The worst and best features of this book spring from Mr. Laqueur's training as a historian. Deeply too deeply informed by history, "No End to War" often reads like a short, intelligent analysis that has been unnecessarily padded. In his examination of suicide terrorism, for instance, do we really need discourses on the "Song of Roland," on Nordic Sagas and on the Romanian Iron Guard? Mr. Laqueur knows many languages, but he has never mastered English prose, which makes all this extraneous information go down even harder.
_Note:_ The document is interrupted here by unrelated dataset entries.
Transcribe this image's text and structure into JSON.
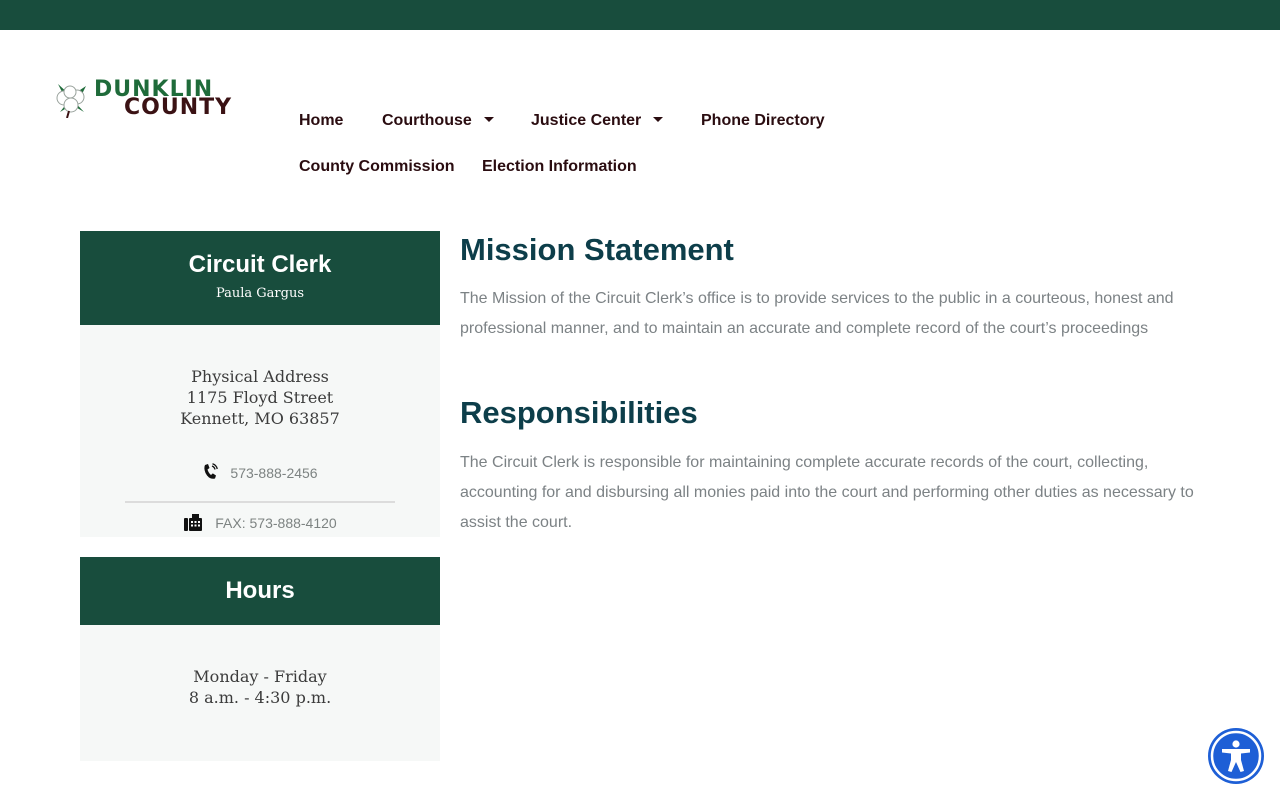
{
  "site": {
    "logo_line1": "DUNKLIN",
    "logo_line2": "COUNTY",
    "colors": {
      "brand_green": "#184d3d",
      "nav_text": "#2a0c10",
      "heading": "#0d3e4a",
      "a11y_blue": "#1e5fd6"
    }
  },
  "nav": {
    "home": "Home",
    "courthouse": "Courthouse",
    "justice_center": "Justice Center",
    "phone_directory": "Phone Directory",
    "county_commission": "County Commission",
    "election_information": "Election Information"
  },
  "office": {
    "title": "Circuit Clerk",
    "name": "Paula Gargus",
    "address_label": "Physical Address",
    "street": "1175 Floyd Street",
    "city": "Kennett, MO 63857",
    "phone": "573-888-2456",
    "fax": "FAX: 573-888-4120"
  },
  "hours": {
    "title": "Hours",
    "days": "Monday - Friday",
    "times": "8 a.m. - 4:30 p.m."
  },
  "content": {
    "mission_heading": "Mission Statement",
    "mission_text": "The Mission of the Circuit Clerk’s office is to provide services to the public in a courteous, honest and professional manner, and to maintain an accurate and complete record of the court’s proceedings",
    "resp_heading": "Responsibilities",
    "resp_text": "The Circuit Clerk is responsible for maintaining complete accurate records of the court, collecting, accounting for and disbursing all monies paid into the court and performing other duties as necessary to assist the court."
  },
  "icons": [
    "cotton-logo-icon",
    "chevron-down-icon",
    "phone-icon",
    "fax-icon",
    "accessibility-icon"
  ]
}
Still, only a scholar with Mr. Laqueur's wide historical perspective can assess what, exactly, is new and newly threatening in contemporary terrorism.
Nineteenth-century anarchists and 20th-century national liberation movements both sought radical goals, but their use of terrorism was rational and limited. They wanted a lot of people watching, but not a lot of people dead. But by the late 1980's a new religious-motivated terrorism, which embraced millennialist goals, was unconstrained by the same political, moral and practical considerations. In his most astute (and densest) chapter Mr. Laqueur traces with authority the roots and development of Islamist fanaticism, illuminating above all in an analysis echoing Bernard Lewis's what he sees as its truly uncompromising hatred of the West.
That most Muslims don't embrace this ideology, Mr. Laqueur argues, is, when it comes to assessing the danger it presents, as true as it is irrelevant, for what now makes fanatical Islamist terrorism so dangerous is the marriage of its unrestrained goals with a highly adaptable, loosely structured international network that can increasingly kill very many people with relative ease.
There is a bright spot in his analysis. Mr. Laqueur hardly views the Arab world as static. Eventually, he says, modernity will transform it. But until it's complete, that process will exacerbate the very forces most antagonistic to the West. The greatest national-security question ever to face the United States may well be: Will that transformation occur before religious fanatics acquire biological and nuclear weapons? If Mr. Laqueur's analysis is right, the West is in a race for its life.
Benjamin Schwarz is the literary editor of The Atlantic Monthly.